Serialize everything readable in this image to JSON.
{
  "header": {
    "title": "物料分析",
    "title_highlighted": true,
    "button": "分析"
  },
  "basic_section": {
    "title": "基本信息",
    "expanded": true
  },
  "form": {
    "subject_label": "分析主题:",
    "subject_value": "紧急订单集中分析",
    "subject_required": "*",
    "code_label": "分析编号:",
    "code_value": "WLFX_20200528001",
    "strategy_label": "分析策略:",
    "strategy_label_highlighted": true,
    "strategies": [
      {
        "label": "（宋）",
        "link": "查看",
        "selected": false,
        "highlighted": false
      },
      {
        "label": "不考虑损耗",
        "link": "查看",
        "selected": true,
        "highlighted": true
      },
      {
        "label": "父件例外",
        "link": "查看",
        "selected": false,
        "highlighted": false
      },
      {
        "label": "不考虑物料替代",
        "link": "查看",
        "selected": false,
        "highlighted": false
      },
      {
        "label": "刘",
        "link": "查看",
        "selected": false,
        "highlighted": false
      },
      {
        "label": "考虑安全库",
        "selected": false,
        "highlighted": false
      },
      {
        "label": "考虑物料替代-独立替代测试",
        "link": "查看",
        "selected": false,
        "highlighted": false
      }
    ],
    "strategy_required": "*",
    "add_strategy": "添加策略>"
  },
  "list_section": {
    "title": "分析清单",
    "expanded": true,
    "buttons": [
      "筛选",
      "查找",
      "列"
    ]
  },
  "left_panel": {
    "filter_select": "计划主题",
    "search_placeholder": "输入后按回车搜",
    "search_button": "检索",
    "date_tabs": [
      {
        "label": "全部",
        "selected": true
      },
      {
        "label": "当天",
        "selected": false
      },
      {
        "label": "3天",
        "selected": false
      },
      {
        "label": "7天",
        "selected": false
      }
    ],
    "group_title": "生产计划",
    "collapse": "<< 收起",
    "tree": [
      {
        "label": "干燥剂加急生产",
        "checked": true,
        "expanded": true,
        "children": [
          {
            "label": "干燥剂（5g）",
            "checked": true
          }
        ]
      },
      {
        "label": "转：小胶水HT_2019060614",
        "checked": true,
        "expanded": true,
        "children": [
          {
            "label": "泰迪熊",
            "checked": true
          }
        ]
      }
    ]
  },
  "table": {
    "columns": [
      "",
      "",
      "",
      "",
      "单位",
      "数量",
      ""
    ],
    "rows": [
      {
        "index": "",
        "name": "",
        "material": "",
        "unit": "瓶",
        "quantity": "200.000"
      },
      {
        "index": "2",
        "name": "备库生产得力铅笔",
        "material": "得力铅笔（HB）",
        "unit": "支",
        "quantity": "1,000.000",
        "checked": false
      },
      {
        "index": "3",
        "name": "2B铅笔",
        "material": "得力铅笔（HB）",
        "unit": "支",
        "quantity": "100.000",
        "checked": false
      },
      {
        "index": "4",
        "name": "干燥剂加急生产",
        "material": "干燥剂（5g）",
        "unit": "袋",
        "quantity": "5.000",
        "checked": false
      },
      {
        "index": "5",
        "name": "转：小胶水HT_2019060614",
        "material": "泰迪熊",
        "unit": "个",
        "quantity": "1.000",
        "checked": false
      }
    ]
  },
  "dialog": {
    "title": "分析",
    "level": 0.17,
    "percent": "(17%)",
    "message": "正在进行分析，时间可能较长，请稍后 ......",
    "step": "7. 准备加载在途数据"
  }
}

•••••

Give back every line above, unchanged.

Serialize everything readable in this image to JSON.
{
  "header": {
    "title": "物料分析",
    "title_highlighted": true,
    "button": "分析"
  },
  "basic_section": {
    "title": "基本信息",
    "expanded": true
  },
  "form": {
    "subject_label": "分析主题:",
    "subject_value": "紧急订单集中分析",
    "subject_required": "*",
    "code_label": "分析编号:",
    "code_value": "WLFX_20200528001",
    "strategy_label": "分析策略:",
    "strategy_label_highlighted": true,
    "strategies": [
      {
        "label": "（宋）",
        "link": "查看",
        "selected": false,
        "highlighted": false
      },
      {
        "label": "不考虑损耗",
        "link": "查看",
        "selected": true,
        "highlighted": true
      },
      {
        "label": "父件例外",
        "link": "查看",
        "selected": false,
        "highlighted": false
      },
      {
        "label": "不考虑物料替代",
        "link": "查看",
        "selected": false,
        "highlighted": false
      },
      {
        "label": "刘",
        "link": "查看",
        "selected": false,
        "highlighted": false
      },
      {
        "label": "考虑安全库",
        "selected": false,
        "highlighted": false
      },
      {
        "label": "考虑物料替代-独立替代测试",
        "link": "查看",
        "selected": false,
        "highlighted": false
      }
    ],
    "strategy_required": "*",
    "add_strategy": "添加策略>"
  },
  "list_section": {
    "title": "分析清单",
    "expanded": true,
    "buttons": [
      "筛选",
      "查找",
      "列"
    ]
  },
  "left_panel": {
    "filter_select": "计划主题",
    "search_placeholder": "输入后按回车搜",
    "search_button": "检索",
    "date_tabs": [
      {
        "label": "全部",
        "selected": true
      },
      {
        "label": "当天",
        "selected": false
      },
      {
        "label": "3天",
        "selected": false
      },
      {
        "label": "7天",
        "selected": false
      }
    ],
    "group_title": "生产计划",
    "collapse": "<< 收起",
    "tree": [
      {
        "label": "干燥剂加急生产",
        "checked": true,
        "expanded": true,
        "children": [
          {
            "label": "干燥剂（5g）",
            "checked": true
          }
        ]
      },
      {
        "label": "转：小胶水HT_2019060614",
        "checked": true,
        "expanded": true,
        "children": [
          {
            "label": "泰迪熊",
            "checked": true
          }
        ]
      }
    ]
  },
  "table": {
    "columns": [
      "",
      "",
      "",
      "",
      "单位",
      "数量",
      ""
    ],
    "rows": [
      {
        "index": "",
        "name": "",
        "material": "",
        "unit": "瓶",
        "quantity": "200.000"
      },
      {
        "index": "2",
        "name": "备库生产得力铅笔",
        "material": "得力铅笔（HB）",
        "unit": "支",
        "quantity": "1,000.000",
        "checked": false
      },
      {
        "index": "3",
        "name": "2B铅笔",
        "material": "得力铅笔（HB）",
        "unit": "支",
        "quantity": "100.000",
        "checked": false
      },
      {
        "index": "4",
        "name": "干燥剂加急生产",
        "material": "干燥剂（5g）",
        "unit": "袋",
        "quantity": "5.000",
        "checked": false
      },
      {
        "index": "5",
        "name": "转：小胶水HT_2019060614",
        "material": "泰迪熊",
        "unit": "个",
        "quantity": "1.000",
        "checked": false
      }
    ]
  },
  "dialog": {
    "title": "分析",
    "level": 0.17,
    "percent": "(17%)",
    "message": "正在进行分析，时间可能较长，请稍后 ......",
    "step": "7. 准备加载在途数据"
  }
}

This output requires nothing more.